**Task details:** Pick out each line with the word "Bullets" from the material that follows.

**Record extracts:**
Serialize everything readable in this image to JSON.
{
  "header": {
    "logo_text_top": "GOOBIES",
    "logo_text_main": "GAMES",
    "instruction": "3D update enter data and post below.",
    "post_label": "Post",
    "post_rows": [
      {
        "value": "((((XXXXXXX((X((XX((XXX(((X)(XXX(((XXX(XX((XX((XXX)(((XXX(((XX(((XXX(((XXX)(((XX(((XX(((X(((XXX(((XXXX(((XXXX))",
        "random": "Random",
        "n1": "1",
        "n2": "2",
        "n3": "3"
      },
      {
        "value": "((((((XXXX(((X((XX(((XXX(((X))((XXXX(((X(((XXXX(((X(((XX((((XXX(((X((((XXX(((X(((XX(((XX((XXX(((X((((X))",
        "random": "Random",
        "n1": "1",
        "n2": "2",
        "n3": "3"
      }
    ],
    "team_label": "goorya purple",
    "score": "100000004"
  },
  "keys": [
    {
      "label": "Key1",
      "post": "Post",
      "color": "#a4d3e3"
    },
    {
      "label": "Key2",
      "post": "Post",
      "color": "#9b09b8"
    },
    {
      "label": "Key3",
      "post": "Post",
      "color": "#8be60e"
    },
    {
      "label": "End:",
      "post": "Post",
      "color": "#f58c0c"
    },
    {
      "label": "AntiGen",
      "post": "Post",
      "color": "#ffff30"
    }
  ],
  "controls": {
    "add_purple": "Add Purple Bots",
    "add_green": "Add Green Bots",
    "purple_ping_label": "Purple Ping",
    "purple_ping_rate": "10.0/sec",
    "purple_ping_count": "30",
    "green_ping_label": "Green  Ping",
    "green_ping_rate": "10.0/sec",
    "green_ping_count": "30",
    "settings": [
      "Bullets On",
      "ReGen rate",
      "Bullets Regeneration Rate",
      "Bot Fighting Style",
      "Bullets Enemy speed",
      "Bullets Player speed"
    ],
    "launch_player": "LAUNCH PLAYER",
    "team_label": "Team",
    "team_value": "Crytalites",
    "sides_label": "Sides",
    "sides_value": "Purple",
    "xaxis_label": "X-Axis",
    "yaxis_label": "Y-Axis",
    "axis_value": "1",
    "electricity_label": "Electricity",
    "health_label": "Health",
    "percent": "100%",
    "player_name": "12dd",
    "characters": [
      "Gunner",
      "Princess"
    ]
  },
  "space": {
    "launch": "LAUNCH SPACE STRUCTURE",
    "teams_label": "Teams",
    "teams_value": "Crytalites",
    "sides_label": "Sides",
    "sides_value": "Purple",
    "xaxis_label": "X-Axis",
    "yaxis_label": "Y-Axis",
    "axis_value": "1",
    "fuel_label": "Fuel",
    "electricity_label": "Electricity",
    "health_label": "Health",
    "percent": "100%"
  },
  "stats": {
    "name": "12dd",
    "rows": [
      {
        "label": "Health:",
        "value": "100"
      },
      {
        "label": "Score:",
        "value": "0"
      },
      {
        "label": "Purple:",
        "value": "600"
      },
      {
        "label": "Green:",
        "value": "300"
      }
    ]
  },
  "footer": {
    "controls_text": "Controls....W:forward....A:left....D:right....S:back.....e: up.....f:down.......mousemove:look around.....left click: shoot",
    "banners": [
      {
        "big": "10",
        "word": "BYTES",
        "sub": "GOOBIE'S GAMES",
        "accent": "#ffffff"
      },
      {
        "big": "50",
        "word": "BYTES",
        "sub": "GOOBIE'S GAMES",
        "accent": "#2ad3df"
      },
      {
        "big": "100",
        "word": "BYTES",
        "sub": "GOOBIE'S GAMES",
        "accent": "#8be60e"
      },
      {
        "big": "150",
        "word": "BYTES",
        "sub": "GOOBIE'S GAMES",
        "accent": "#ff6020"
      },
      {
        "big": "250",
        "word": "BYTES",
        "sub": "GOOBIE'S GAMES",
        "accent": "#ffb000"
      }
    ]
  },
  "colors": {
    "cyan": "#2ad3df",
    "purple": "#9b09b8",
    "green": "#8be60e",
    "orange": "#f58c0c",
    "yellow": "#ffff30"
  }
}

**Answer space:**
      "Bullets On",
      "Bullets Regeneration Rate",
      "Bullets Enemy speed",
      "Bullets Player speed"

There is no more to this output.